▸ Problem requirements
If a line below contains the string "label", return that line.

▸ Given data
※

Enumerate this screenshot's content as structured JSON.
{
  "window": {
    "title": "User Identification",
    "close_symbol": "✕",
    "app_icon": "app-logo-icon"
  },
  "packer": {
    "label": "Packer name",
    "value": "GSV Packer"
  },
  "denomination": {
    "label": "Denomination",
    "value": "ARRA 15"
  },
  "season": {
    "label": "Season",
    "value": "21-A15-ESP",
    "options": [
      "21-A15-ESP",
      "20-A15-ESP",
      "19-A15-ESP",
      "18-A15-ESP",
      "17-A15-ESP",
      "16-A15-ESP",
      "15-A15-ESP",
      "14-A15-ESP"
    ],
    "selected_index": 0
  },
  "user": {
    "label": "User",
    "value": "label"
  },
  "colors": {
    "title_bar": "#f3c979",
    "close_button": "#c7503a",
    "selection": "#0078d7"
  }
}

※

▸ Task output
    "label": "Packer name",
    "label": "Denomination",
    "label": "Season",
    "label": "User",
    "value": "label"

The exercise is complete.